Information provided section start

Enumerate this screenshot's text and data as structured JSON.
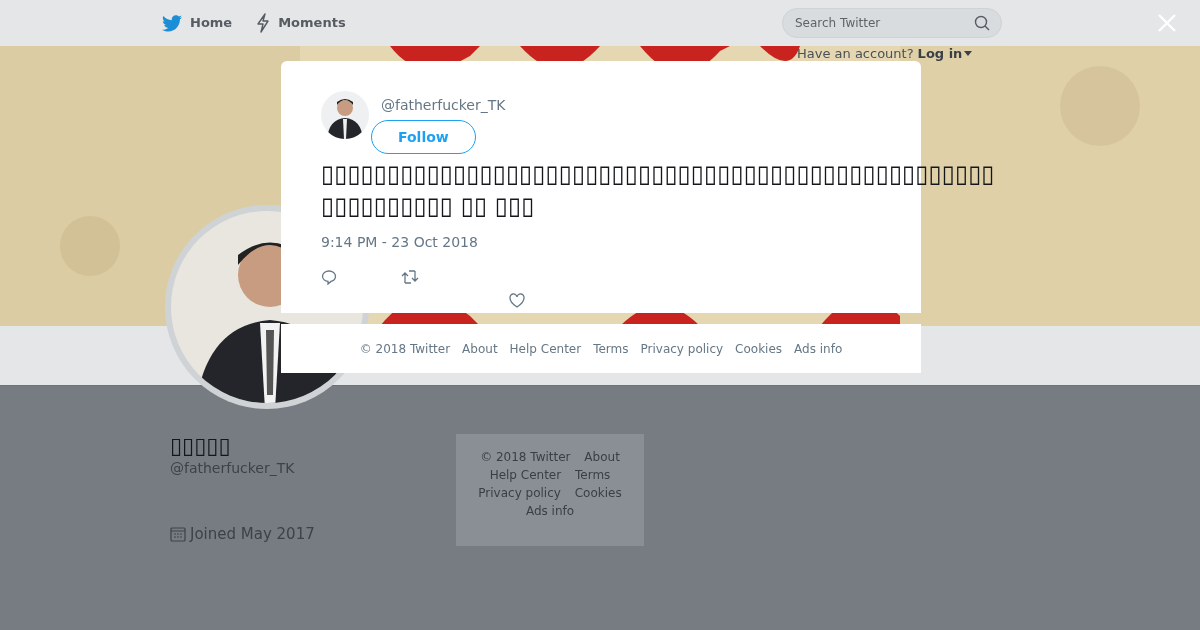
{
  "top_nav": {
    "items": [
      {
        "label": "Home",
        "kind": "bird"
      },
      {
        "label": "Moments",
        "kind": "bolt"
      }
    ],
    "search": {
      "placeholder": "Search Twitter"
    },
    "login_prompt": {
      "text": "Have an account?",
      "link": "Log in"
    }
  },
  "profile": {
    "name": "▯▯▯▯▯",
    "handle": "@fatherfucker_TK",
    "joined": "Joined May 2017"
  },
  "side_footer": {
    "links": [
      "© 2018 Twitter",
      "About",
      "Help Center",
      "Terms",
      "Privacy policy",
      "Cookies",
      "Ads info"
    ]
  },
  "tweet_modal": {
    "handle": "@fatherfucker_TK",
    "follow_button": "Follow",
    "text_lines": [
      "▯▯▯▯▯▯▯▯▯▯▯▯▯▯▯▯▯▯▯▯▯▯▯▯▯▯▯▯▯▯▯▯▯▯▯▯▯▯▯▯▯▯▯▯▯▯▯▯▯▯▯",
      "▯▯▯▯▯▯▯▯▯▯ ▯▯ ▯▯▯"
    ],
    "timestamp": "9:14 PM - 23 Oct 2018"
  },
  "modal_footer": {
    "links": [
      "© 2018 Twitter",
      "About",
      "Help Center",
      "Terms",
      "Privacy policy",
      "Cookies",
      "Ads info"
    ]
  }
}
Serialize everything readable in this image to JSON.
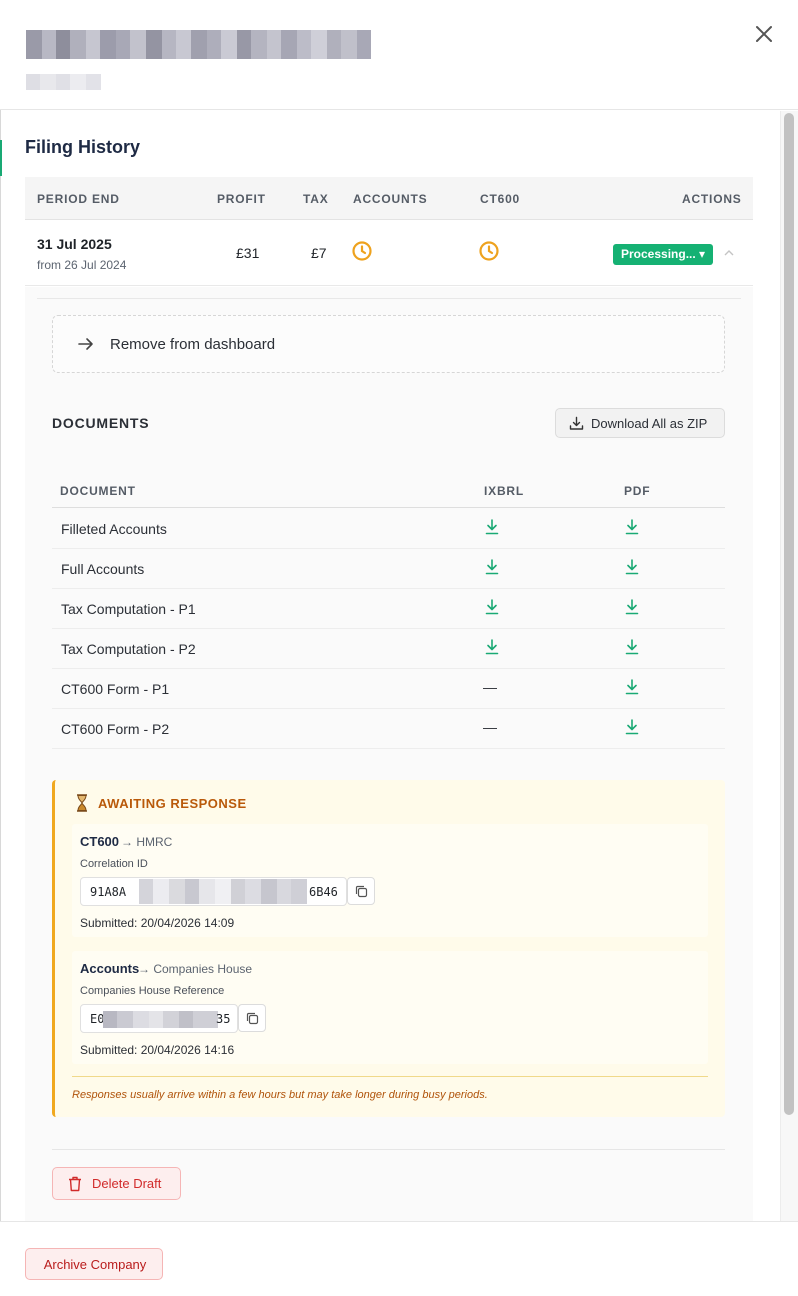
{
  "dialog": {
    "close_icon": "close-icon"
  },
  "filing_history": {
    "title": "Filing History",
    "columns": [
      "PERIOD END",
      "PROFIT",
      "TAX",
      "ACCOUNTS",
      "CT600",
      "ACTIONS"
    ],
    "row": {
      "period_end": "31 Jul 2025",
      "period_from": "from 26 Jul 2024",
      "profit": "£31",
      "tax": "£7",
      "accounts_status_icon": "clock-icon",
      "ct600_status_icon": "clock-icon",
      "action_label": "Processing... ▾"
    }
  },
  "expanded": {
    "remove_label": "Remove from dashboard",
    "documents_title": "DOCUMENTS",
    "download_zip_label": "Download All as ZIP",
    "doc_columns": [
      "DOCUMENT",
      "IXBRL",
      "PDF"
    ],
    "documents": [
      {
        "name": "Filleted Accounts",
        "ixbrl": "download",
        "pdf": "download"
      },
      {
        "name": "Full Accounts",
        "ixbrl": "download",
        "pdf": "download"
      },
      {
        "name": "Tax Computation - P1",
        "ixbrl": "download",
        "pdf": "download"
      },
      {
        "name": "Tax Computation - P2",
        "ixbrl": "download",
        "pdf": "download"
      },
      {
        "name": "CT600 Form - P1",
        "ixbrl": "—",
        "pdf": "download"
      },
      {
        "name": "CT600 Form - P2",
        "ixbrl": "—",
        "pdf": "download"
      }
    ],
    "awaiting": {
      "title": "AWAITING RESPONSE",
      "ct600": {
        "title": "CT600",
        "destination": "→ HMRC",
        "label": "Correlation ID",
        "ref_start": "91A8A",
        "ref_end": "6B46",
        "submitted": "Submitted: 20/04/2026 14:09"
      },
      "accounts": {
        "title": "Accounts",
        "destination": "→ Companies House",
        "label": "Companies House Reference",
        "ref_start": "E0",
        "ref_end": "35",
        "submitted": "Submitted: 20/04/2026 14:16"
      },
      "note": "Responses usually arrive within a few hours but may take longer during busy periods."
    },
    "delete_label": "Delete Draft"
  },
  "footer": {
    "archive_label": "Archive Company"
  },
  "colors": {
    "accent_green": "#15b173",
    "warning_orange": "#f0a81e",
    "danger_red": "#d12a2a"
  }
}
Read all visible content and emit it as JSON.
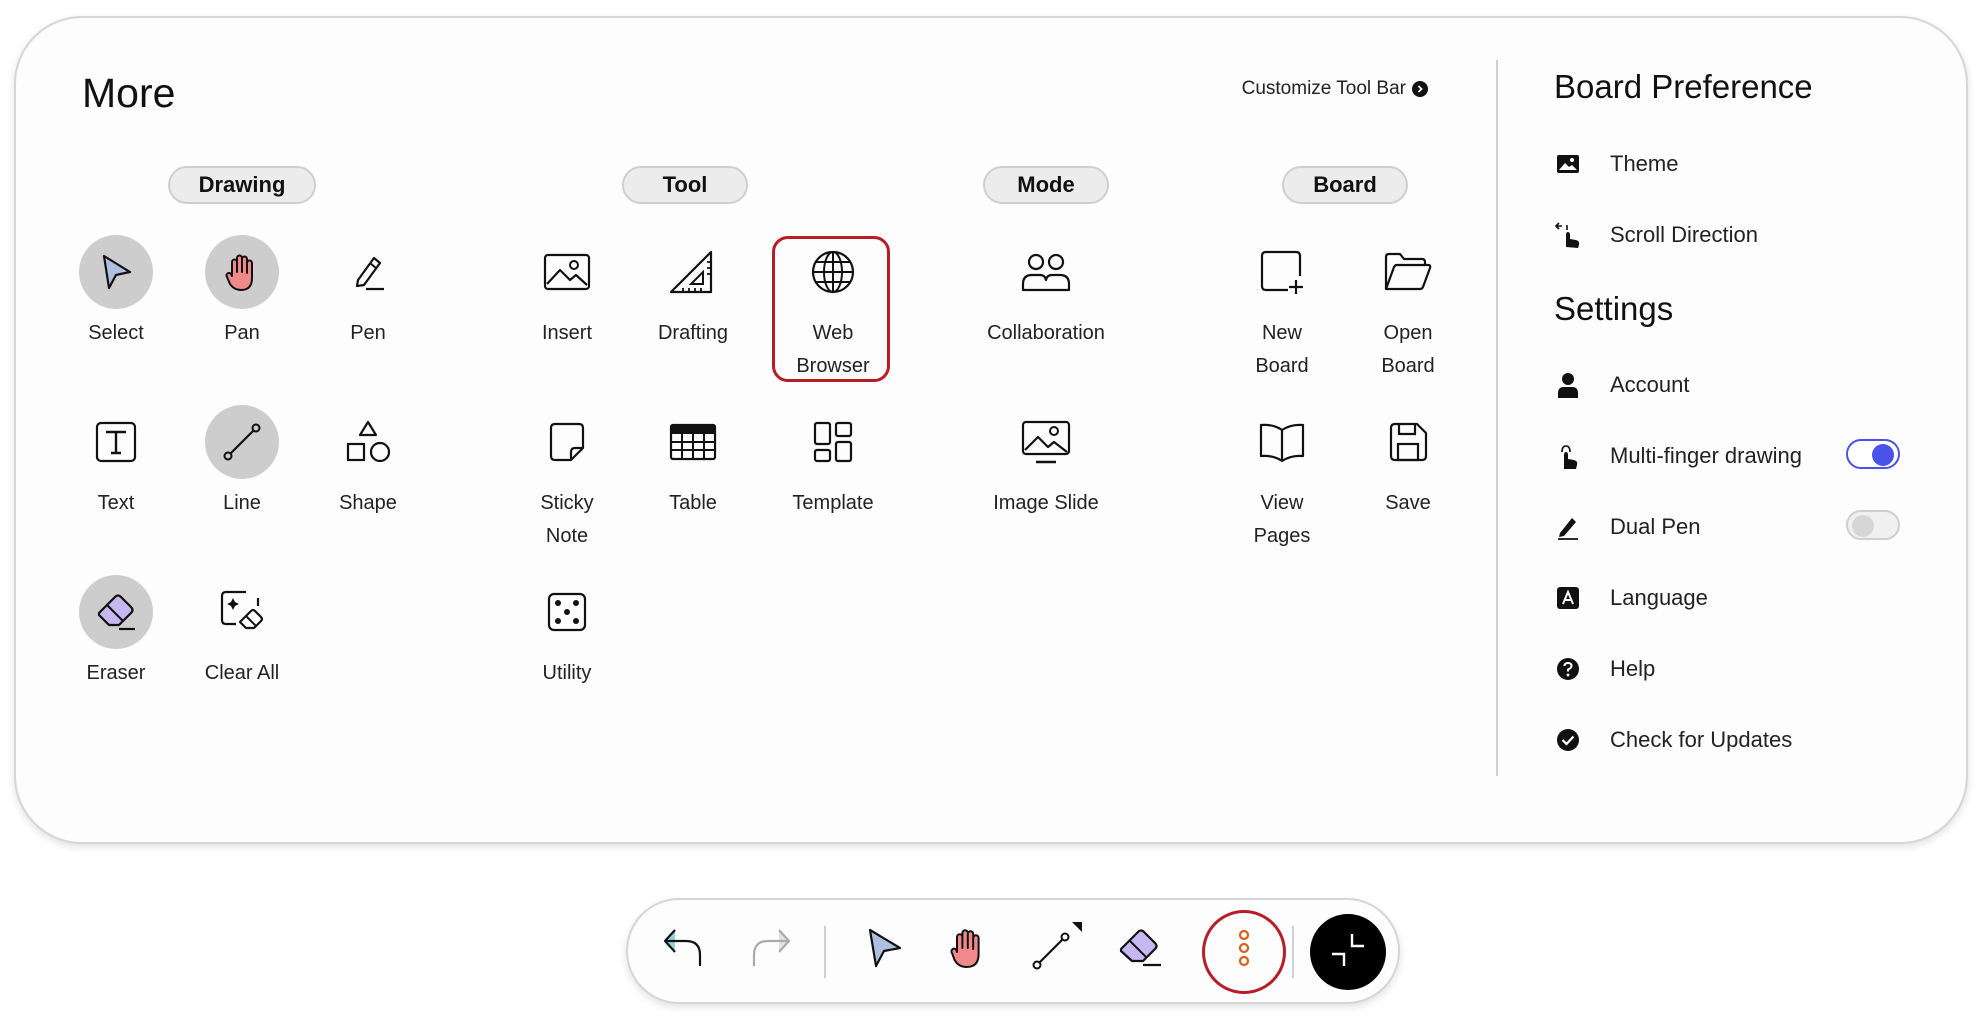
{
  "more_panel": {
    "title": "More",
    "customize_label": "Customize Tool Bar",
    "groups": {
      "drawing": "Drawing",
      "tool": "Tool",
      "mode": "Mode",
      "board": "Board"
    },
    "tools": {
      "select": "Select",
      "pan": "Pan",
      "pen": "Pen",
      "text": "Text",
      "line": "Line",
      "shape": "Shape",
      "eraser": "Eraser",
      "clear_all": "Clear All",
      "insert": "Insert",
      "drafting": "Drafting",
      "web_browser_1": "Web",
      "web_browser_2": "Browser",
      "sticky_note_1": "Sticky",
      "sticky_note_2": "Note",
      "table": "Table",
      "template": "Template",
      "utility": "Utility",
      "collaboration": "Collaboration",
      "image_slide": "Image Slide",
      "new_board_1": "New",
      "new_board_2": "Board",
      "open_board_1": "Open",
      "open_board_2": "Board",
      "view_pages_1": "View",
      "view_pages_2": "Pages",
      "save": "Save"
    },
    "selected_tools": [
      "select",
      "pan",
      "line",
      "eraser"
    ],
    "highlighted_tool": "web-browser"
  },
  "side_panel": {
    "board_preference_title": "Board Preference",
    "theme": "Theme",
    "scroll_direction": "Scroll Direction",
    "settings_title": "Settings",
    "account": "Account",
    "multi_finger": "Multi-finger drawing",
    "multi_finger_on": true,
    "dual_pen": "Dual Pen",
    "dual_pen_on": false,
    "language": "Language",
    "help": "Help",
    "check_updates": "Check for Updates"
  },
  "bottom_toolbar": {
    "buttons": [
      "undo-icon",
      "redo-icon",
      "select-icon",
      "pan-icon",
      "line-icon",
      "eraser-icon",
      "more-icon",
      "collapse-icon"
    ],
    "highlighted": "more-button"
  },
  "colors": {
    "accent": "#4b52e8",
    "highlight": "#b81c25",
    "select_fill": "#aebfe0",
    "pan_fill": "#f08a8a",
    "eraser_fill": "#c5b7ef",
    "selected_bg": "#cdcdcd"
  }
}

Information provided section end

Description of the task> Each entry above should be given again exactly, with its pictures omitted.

Response to this task>
Enumerate this screenshot's text and data as structured JSON.
{
  "top_nav": {
    "items": [
      {
        "label": "Home",
        "kind": "bird"
      },
      {
        "label": "Moments",
        "kind": "bolt"
      }
    ],
    "search": {
      "placeholder": "Search Twitter"
    },
    "login_prompt": {
      "text": "Have an account?",
      "link": "Log in"
    }
  },
  "profile": {
    "name": "▯▯▯▯▯",
    "handle": "@fatherfucker_TK",
    "joined": "Joined May 2017"
  },
  "side_footer": {
    "links": [
      "© 2018 Twitter",
      "About",
      "Help Center",
      "Terms",
      "Privacy policy",
      "Cookies",
      "Ads info"
    ]
  },
  "tweet_modal": {
    "handle": "@fatherfucker_TK",
    "follow_button": "Follow",
    "text_lines": [
      "▯▯▯▯▯▯▯▯▯▯▯▯▯▯▯▯▯▯▯▯▯▯▯▯▯▯▯▯▯▯▯▯▯▯▯▯▯▯▯▯▯▯▯▯▯▯▯▯▯▯▯",
      "▯▯▯▯▯▯▯▯▯▯ ▯▯ ▯▯▯"
    ],
    "timestamp": "9:14 PM - 23 Oct 2018"
  },
  "modal_footer": {
    "links": [
      "© 2018 Twitter",
      "About",
      "Help Center",
      "Terms",
      "Privacy policy",
      "Cookies",
      "Ads info"
    ]
  }
}
Serialize everything readable in this image to JSON.
{
  "dialog": {
    "close_icon": "close-icon"
  },
  "filing_history": {
    "title": "Filing History",
    "columns": [
      "PERIOD END",
      "PROFIT",
      "TAX",
      "ACCOUNTS",
      "CT600",
      "ACTIONS"
    ],
    "row": {
      "period_end": "31 Jul 2025",
      "period_from": "from 26 Jul 2024",
      "profit": "£31",
      "tax": "£7",
      "accounts_status_icon": "clock-icon",
      "ct600_status_icon": "clock-icon",
      "action_label": "Processing... ▾"
    }
  },
  "expanded": {
    "remove_label": "Remove from dashboard",
    "documents_title": "DOCUMENTS",
    "download_zip_label": "Download All as ZIP",
    "doc_columns": [
      "DOCUMENT",
      "IXBRL",
      "PDF"
    ],
    "documents": [
      {
        "name": "Filleted Accounts",
        "ixbrl": "download",
        "pdf": "download"
      },
      {
        "name": "Full Accounts",
        "ixbrl": "download",
        "pdf": "download"
      },
      {
        "name": "Tax Computation - P1",
        "ixbrl": "download",
        "pdf": "download"
      },
      {
        "name": "Tax Computation - P2",
        "ixbrl": "download",
        "pdf": "download"
      },
      {
        "name": "CT600 Form - P1",
        "ixbrl": "—",
        "pdf": "download"
      },
      {
        "name": "CT600 Form - P2",
        "ixbrl": "—",
        "pdf": "download"
      }
    ],
    "awaiting": {
      "title": "AWAITING RESPONSE",
      "ct600": {
        "title": "CT600",
        "destination": "→ HMRC",
        "label": "Correlation ID",
        "ref_start": "91A8A",
        "ref_end": "6B46",
        "submitted": "Submitted: 20/04/2026 14:09"
      },
      "accounts": {
        "title": "Accounts",
        "destination": "→ Companies House",
        "label": "Companies House Reference",
        "ref_start": "E0",
        "ref_end": "35",
        "submitted": "Submitted: 20/04/2026 14:16"
      },
      "note": "Responses usually arrive within a few hours but may take longer during busy periods."
    },
    "delete_label": "Delete Draft"
  },
  "footer": {
    "archive_label": "Archive Company"
  },
  "colors": {
    "accent_green": "#15b173",
    "warning_orange": "#f0a81e",
    "danger_red": "#d12a2a"
  }
}
Read all visible content and emit it as JSON.
{
  "more_panel": {
    "title": "More",
    "customize_label": "Customize Tool Bar",
    "groups": {
      "drawing": "Drawing",
      "tool": "Tool",
      "mode": "Mode",
      "board": "Board"
    },
    "tools": {
      "select": "Select",
      "pan": "Pan",
      "pen": "Pen",
      "text": "Text",
      "line": "Line",
      "shape": "Shape",
      "eraser": "Eraser",
      "clear_all": "Clear All",
      "insert": "Insert",
      "drafting": "Drafting",
      "web_browser_1": "Web",
      "web_browser_2": "Browser",
      "sticky_note_1": "Sticky",
      "sticky_note_2": "Note",
      "table": "Table",
      "template": "Template",
      "utility": "Utility",
      "collaboration": "Collaboration",
      "image_slide": "Image Slide",
      "new_board_1": "New",
      "new_board_2": "Board",
      "open_board_1": "Open",
      "open_board_2": "Board",
      "view_pages_1": "View",
      "view_pages_2": "Pages",
      "save": "Save"
    },
    "selected_tools": [
      "select",
      "pan",
      "line",
      "eraser"
    ],
    "highlighted_tool": "web-browser"
  },
  "side_panel": {
    "board_preference_title": "Board Preference",
    "theme": "Theme",
    "scroll_direction": "Scroll Direction",
    "settings_title": "Settings",
    "account": "Account",
    "multi_finger": "Multi-finger drawing",
    "multi_finger_on": true,
    "dual_pen": "Dual Pen",
    "dual_pen_on": false,
    "language": "Language",
    "help": "Help",
    "check_updates": "Check for Updates"
  },
  "bottom_toolbar": {
    "buttons": [
      "undo-icon",
      "redo-icon",
      "select-icon",
      "pan-icon",
      "line-icon",
      "eraser-icon",
      "more-icon",
      "collapse-icon"
    ],
    "highlighted": "more-button"
  },
  "colors": {
    "accent": "#4b52e8",
    "highlight": "#b81c25",
    "select_fill": "#aebfe0",
    "pan_fill": "#f08a8a",
    "eraser_fill": "#c5b7ef",
    "selected_bg": "#cdcdcd"
  }
}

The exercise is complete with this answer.